She said her brother would bring her ribbons when he came home on shore leave, remembering “he was a happy guy, he could pull all the girls”.

Christina said the worst part of the war was when two officers called at their Glasgow home to say Ian was “missing presumed dead”.

“Mother cried all night,” said Christina.

Seven decades on, little is know about what happened to Ian except that he was rescued alive and well.

She said that they had no idea that he was due the medals, recalling “he never talked about it.”

It was only in 2012 when the decision was taken to award an Arctic Star medal that the family realised veterans such as Ian were due campaign medals.

Dominic Heslop, Conservative member for Pentland Hills, and his assistant Moira Fraser set out on a marathon year and a half long research session, contacting the National Archive, Ministry of Defence and the Seafarers’ Association.

Ms McKay, who was nine when her brother fought in the war, was initially told that he did not qualify for the Arctic Star, but that he did qualify for four others: The 1939-45 Star, The War Medal, The Atlantic Star and the Africa Clasp.

But after further research it was discovered that he did in fact qualify for the Arctic Star, and Mr Heslop arranged for the Lord Provost, Donald Wilson, to present the awards to Ms Mckay and her family on Wednesday afternoon.

Mr Heslop said: “I was so delighted to be able to help her get recognition for her brother.
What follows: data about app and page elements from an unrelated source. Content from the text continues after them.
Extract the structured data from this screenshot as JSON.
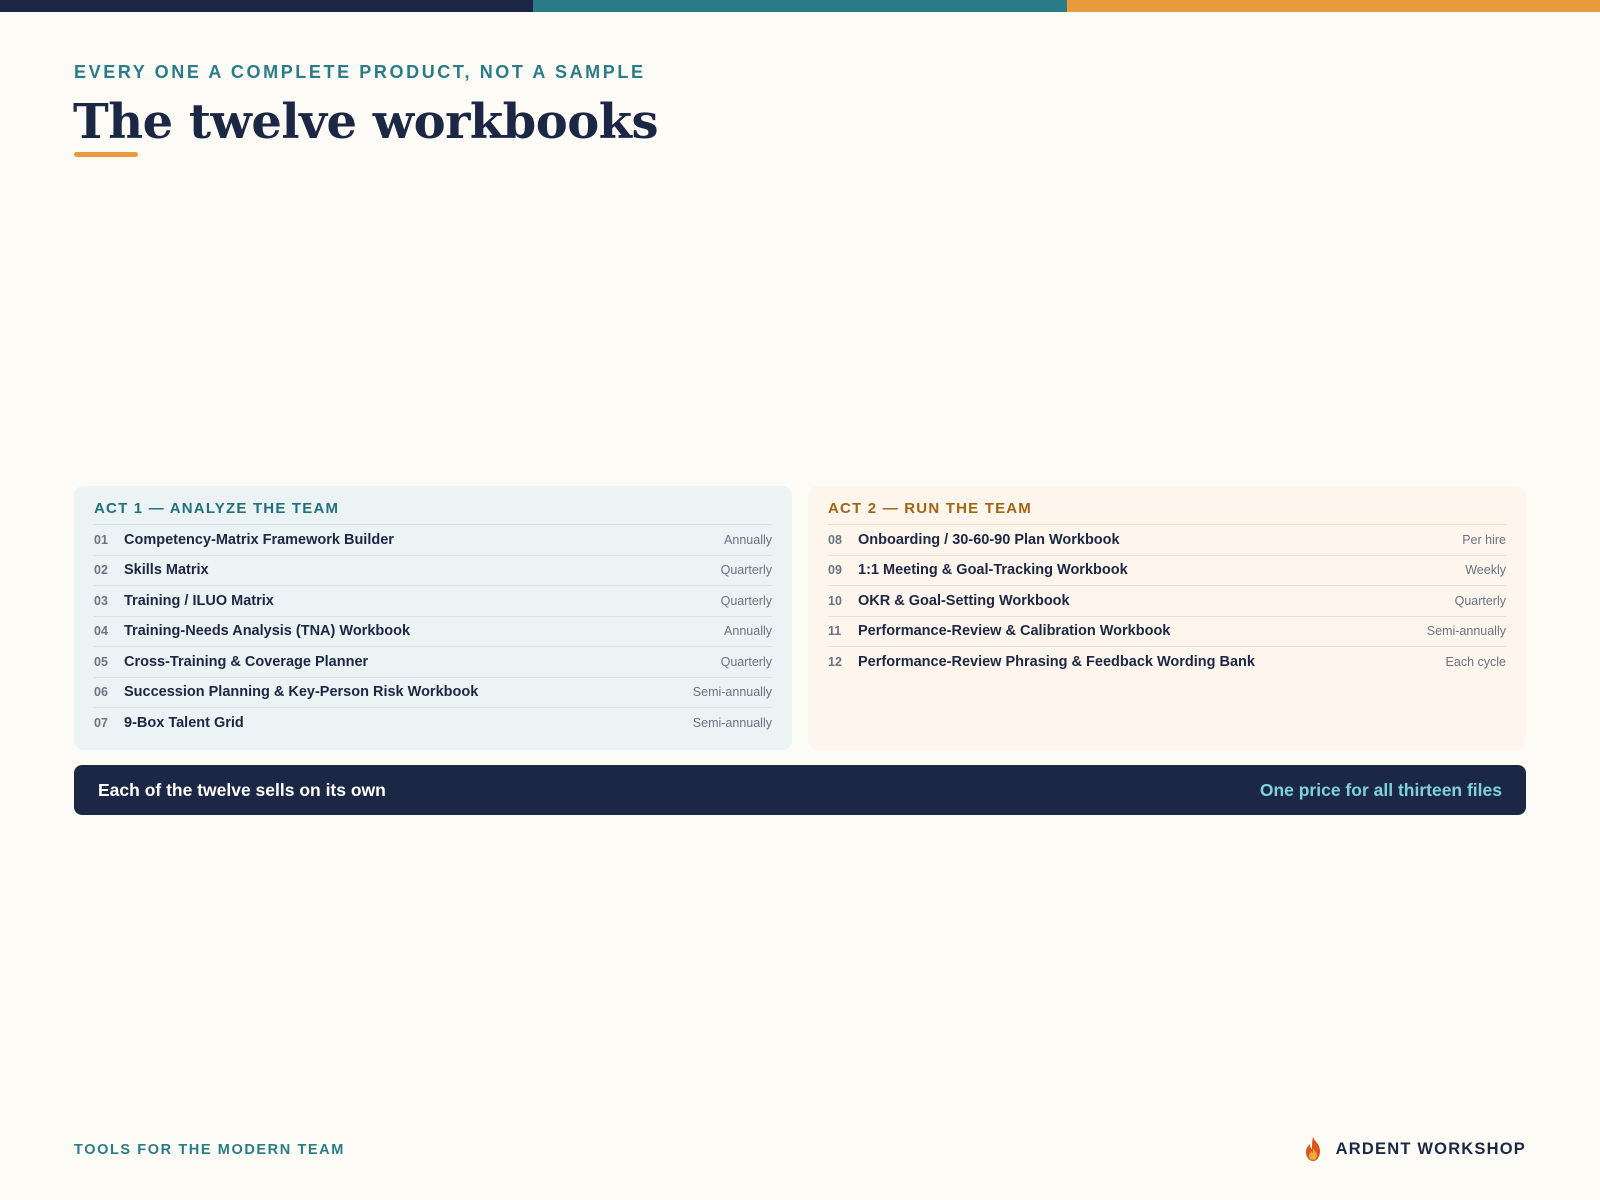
{
  "colors": {
    "navy": "#1b2744",
    "teal": "#2a7c88",
    "orange": "#e89a3c",
    "cream": "#fcfbf6",
    "banner_accent": "#7dd2dd"
  },
  "header": {
    "eyebrow": "EVERY ONE A COMPLETE PRODUCT, NOT A SAMPLE",
    "title": "The twelve workbooks"
  },
  "act1": {
    "title": "ACT 1 — ANALYZE THE TEAM",
    "items": [
      {
        "num": "01",
        "name": "Competency-Matrix Framework Builder",
        "freq": "Annually"
      },
      {
        "num": "02",
        "name": "Skills Matrix",
        "freq": "Quarterly"
      },
      {
        "num": "03",
        "name": "Training / ILUO Matrix",
        "freq": "Quarterly"
      },
      {
        "num": "04",
        "name": "Training-Needs Analysis (TNA) Workbook",
        "freq": "Annually"
      },
      {
        "num": "05",
        "name": "Cross-Training & Coverage Planner",
        "freq": "Quarterly"
      },
      {
        "num": "06",
        "name": "Succession Planning & Key-Person Risk Workbook",
        "freq": "Semi-annually"
      },
      {
        "num": "07",
        "name": "9-Box Talent Grid",
        "freq": "Semi-annually"
      }
    ]
  },
  "act2": {
    "title": "ACT 2 — RUN THE TEAM",
    "items": [
      {
        "num": "08",
        "name": "Onboarding / 30-60-90 Plan Workbook",
        "freq": "Per hire"
      },
      {
        "num": "09",
        "name": "1:1 Meeting & Goal-Tracking Workbook",
        "freq": "Weekly"
      },
      {
        "num": "10",
        "name": "OKR & Goal-Setting Workbook",
        "freq": "Quarterly"
      },
      {
        "num": "11",
        "name": "Performance-Review & Calibration Workbook",
        "freq": "Semi-annually"
      },
      {
        "num": "12",
        "name": "Performance-Review Phrasing & Feedback Wording Bank",
        "freq": "Each cycle"
      }
    ]
  },
  "banner": {
    "left": "Each of the twelve sells on its own",
    "right": "One price for all thirteen files"
  },
  "footer": {
    "tagline": "TOOLS FOR THE MODERN TEAM",
    "brand": "ARDENT WORKSHOP",
    "brand_icon": "flame-icon"
  }
}
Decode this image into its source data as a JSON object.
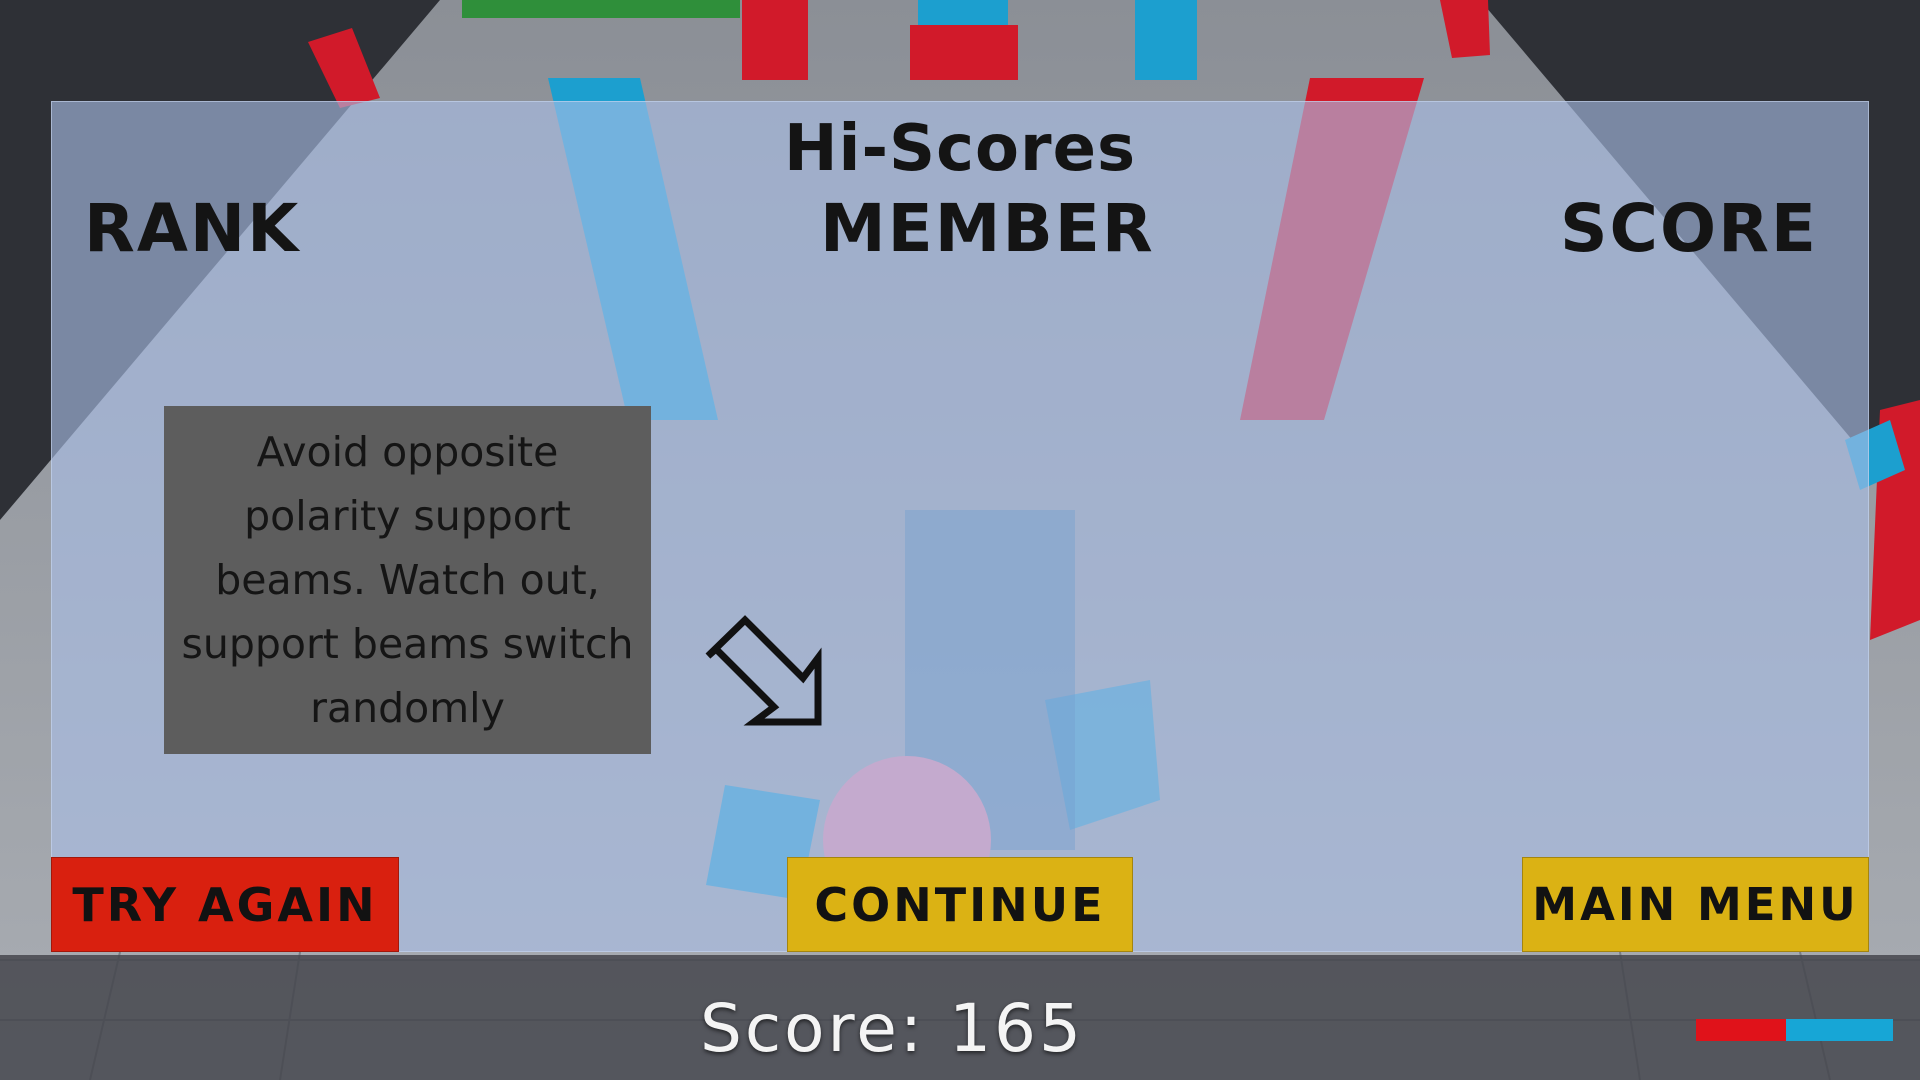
{
  "hiscores": {
    "title": "Hi-Scores",
    "columns": {
      "rank": "RANK",
      "member": "MEMBER",
      "score": "SCORE"
    }
  },
  "tip": {
    "text": "Avoid opposite polarity support beams. Watch out, support beams switch randomly"
  },
  "buttons": {
    "try_again": "TRY AGAIN",
    "continue": "CONTINUE",
    "main_menu": "MAIN MENU"
  },
  "hud": {
    "score_label": "Score: 165",
    "score_value": 165
  },
  "colors": {
    "red_polarity": "#e0121a",
    "blue_polarity": "#17a6d6",
    "try_again_bg": "#d9200f",
    "continue_bg": "#dbb214",
    "player_ball": "#f08aa5"
  },
  "icons": {
    "pointer": "arrow-pointer-icon"
  }
}
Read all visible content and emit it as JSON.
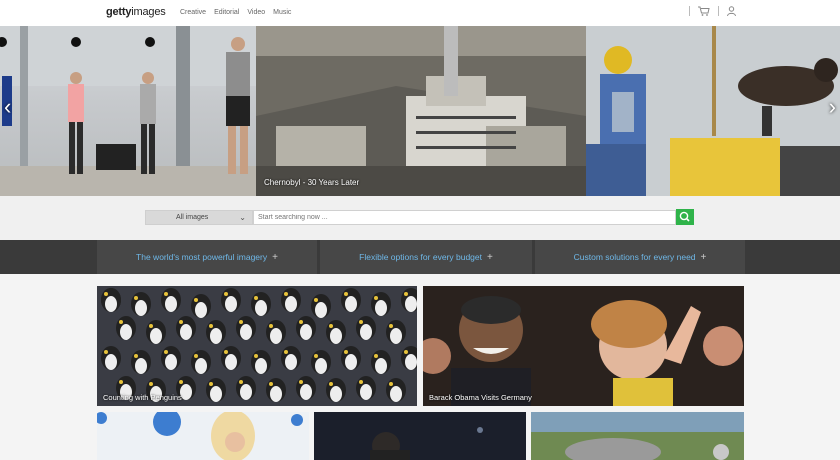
{
  "header": {
    "logo_bold": "getty",
    "logo_rest": "images",
    "nav": [
      "Creative",
      "Editorial",
      "Video",
      "Music"
    ]
  },
  "hero": {
    "caption": "Chernobyl - 30 Years Later"
  },
  "search": {
    "category_selected": "All images",
    "placeholder": "Start searching now ..."
  },
  "features": [
    {
      "label": "The world's most powerful imagery"
    },
    {
      "label": "Flexible options for every budget"
    },
    {
      "label": "Custom solutions for every need"
    }
  ],
  "tiles": [
    {
      "label": "Counting with Penguins"
    },
    {
      "label": "Barack Obama Visits Germany"
    }
  ],
  "colors": {
    "accent_green": "#2fb34a",
    "link_blue": "#6fb8e8",
    "feature_bar": "#474747"
  }
}
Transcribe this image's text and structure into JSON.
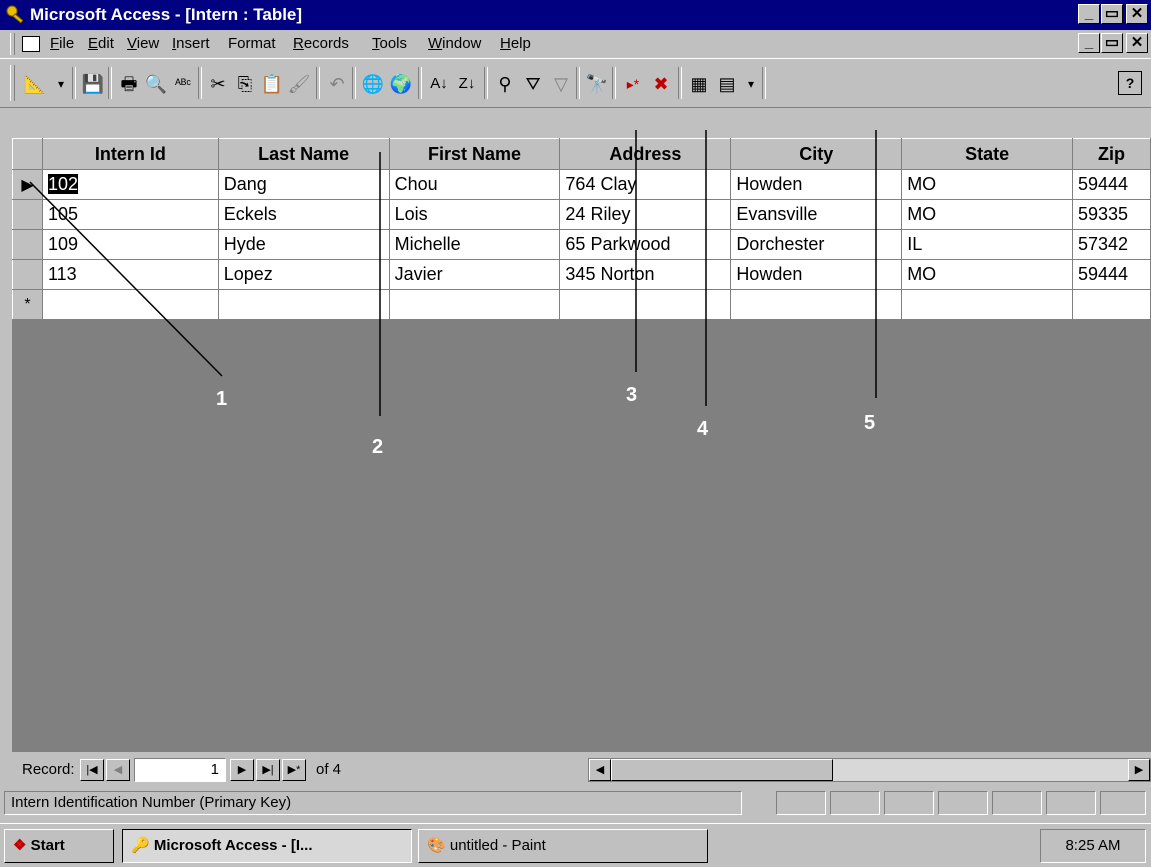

This is a special day for her.”

The Arctic Star recognised the bravery of Merchant Navy personnel who ferried supplies to the besieged Soviet Union.

Between 1941 and 1945 the allies sailed across the seas to deliver military and civilian supplies in temperatures which could drop to -50C.

Over the 1,600 mile journey ships had to contend with thick blocks of ice forming on their decks and guns while being harried by the German Navy, U-Boats and Luftwaffe.